━━━━━ Data shown ━━━━━
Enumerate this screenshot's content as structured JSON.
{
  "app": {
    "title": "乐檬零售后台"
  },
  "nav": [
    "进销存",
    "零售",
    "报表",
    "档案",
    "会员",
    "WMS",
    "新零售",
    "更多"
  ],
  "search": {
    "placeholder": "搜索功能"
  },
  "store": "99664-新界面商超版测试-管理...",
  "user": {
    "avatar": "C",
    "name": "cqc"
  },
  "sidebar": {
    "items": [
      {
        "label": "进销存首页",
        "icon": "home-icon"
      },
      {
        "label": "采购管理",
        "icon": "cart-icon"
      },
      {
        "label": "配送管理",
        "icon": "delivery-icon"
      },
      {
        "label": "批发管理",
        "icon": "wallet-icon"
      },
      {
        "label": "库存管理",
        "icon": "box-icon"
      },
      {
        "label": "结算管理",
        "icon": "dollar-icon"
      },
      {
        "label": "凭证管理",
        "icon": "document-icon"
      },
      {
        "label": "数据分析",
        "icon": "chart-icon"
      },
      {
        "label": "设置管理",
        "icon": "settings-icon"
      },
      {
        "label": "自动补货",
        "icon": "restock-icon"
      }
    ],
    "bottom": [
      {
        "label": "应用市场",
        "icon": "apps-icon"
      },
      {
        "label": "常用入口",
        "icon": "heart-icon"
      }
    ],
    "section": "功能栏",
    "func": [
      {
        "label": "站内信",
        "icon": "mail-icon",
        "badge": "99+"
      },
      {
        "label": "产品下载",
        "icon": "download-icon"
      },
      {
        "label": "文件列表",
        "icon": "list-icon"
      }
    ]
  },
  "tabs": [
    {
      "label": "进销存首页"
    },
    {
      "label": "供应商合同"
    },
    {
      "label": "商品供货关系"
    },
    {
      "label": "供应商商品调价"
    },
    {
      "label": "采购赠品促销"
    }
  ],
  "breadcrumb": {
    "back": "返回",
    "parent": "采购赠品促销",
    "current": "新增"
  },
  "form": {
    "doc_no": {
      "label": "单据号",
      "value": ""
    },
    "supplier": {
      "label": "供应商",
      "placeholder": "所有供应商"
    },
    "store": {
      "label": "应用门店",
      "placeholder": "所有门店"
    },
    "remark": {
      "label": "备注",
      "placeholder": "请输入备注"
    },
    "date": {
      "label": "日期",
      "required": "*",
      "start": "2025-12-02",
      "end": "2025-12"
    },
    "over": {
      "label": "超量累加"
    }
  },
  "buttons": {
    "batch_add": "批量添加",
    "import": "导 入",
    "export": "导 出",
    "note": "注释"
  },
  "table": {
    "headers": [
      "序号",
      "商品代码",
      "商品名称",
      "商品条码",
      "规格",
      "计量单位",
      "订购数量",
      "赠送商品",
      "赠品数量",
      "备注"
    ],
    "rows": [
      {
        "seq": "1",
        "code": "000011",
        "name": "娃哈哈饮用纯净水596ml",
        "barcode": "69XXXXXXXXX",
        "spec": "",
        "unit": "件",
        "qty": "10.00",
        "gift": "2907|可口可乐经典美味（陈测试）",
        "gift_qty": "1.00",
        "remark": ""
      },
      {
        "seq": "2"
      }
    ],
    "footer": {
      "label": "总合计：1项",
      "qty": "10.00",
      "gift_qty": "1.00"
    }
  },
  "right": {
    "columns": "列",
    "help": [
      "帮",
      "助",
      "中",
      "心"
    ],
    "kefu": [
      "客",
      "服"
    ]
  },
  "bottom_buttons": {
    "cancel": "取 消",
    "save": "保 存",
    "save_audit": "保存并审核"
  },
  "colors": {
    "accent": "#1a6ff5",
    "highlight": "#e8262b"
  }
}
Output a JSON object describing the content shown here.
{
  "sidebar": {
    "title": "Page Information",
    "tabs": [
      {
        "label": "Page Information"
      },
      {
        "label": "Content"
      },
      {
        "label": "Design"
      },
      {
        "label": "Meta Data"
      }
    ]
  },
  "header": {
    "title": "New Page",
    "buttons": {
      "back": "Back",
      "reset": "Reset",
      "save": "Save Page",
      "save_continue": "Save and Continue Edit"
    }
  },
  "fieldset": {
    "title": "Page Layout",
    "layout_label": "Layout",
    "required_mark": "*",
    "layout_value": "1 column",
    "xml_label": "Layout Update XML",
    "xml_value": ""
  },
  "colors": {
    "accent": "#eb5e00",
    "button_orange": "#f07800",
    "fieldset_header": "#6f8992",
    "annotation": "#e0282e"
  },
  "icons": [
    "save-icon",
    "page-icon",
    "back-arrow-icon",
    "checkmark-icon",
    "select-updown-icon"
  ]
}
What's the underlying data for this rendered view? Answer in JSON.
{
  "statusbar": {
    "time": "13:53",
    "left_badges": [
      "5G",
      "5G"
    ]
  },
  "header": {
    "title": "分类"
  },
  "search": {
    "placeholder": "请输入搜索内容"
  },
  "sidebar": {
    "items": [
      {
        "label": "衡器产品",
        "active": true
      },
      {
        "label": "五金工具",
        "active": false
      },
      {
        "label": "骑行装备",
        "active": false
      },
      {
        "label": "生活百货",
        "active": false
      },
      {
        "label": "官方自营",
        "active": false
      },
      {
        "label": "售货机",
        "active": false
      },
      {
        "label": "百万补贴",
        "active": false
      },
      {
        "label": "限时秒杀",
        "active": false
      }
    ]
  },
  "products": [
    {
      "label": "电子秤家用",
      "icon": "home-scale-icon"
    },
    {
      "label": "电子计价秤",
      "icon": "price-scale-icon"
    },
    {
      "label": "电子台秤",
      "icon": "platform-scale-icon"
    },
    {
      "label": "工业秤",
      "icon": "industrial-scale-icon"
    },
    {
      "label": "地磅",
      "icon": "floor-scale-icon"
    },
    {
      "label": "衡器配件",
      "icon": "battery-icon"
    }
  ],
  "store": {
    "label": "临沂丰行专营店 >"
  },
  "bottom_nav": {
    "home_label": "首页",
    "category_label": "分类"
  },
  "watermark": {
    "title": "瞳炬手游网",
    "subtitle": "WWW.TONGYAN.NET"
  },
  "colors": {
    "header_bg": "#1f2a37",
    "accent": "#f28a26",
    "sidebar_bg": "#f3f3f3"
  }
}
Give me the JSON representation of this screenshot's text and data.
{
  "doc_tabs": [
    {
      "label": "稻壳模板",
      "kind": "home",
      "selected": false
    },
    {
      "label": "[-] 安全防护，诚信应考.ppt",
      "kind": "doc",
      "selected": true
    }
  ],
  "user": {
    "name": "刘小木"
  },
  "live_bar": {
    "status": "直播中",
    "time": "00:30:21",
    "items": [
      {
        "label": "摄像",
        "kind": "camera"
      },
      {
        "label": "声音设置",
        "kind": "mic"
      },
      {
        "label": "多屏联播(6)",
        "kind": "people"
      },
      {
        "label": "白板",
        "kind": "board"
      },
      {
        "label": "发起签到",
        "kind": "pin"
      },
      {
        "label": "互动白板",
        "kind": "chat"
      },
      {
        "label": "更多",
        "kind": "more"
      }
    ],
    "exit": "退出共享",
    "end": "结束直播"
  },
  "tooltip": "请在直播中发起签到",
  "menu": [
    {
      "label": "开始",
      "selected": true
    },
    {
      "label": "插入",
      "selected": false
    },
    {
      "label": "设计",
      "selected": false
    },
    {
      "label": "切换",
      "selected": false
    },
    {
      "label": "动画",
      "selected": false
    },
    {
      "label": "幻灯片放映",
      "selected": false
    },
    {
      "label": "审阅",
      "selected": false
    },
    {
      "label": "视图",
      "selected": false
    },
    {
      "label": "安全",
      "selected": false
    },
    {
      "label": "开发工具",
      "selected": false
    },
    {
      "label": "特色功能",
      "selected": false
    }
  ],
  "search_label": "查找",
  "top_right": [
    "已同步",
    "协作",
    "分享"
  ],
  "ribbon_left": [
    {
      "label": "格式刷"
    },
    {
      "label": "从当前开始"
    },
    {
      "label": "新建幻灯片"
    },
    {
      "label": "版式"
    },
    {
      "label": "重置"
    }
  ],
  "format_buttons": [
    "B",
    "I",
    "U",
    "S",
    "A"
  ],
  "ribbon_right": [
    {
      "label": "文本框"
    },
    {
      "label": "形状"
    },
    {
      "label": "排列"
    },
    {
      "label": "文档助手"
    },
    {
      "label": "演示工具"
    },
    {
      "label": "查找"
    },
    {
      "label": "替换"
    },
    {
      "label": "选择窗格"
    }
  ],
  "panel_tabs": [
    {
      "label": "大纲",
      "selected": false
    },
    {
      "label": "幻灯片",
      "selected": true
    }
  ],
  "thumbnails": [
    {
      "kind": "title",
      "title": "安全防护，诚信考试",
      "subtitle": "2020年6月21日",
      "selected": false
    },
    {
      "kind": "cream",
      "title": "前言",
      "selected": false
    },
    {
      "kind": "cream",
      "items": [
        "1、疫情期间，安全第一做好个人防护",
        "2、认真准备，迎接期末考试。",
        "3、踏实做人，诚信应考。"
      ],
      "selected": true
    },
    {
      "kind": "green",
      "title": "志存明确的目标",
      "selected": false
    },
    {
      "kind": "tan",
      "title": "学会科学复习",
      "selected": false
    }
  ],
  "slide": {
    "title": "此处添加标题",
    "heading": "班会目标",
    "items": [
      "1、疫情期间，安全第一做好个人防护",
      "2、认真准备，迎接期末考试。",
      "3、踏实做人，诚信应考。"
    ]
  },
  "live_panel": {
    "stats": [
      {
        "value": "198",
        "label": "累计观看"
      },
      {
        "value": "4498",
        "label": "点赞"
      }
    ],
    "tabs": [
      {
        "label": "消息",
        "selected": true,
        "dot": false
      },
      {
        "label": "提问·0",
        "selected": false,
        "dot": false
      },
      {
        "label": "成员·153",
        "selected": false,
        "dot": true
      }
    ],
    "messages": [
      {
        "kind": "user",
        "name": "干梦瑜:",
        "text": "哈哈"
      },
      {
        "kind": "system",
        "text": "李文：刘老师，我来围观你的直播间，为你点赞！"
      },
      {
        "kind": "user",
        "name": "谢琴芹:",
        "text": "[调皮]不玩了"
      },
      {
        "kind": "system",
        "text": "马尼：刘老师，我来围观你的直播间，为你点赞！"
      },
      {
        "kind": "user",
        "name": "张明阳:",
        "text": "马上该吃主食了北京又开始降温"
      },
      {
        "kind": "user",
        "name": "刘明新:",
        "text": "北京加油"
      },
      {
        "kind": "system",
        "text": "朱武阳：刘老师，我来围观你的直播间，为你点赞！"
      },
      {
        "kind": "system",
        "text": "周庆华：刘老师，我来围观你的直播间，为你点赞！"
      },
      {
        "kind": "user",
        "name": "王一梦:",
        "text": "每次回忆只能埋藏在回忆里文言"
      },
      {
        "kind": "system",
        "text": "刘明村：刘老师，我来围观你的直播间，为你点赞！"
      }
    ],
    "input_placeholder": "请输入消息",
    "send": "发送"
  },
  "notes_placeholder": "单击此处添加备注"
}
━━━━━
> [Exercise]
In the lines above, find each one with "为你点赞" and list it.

> [Task output]
        "text": "李文：刘老师，我来围观你的直播间，为你点赞！"
        "text": "马尼：刘老师，我来围观你的直播间，为你点赞！"
        "text": "朱武阳：刘老师，我来围观你的直播间，为你点赞！"
        "text": "周庆华：刘老师，我来围观你的直播间，为你点赞！"
        "text": "刘明村：刘老师，我来围观你的直播间，为你点赞！"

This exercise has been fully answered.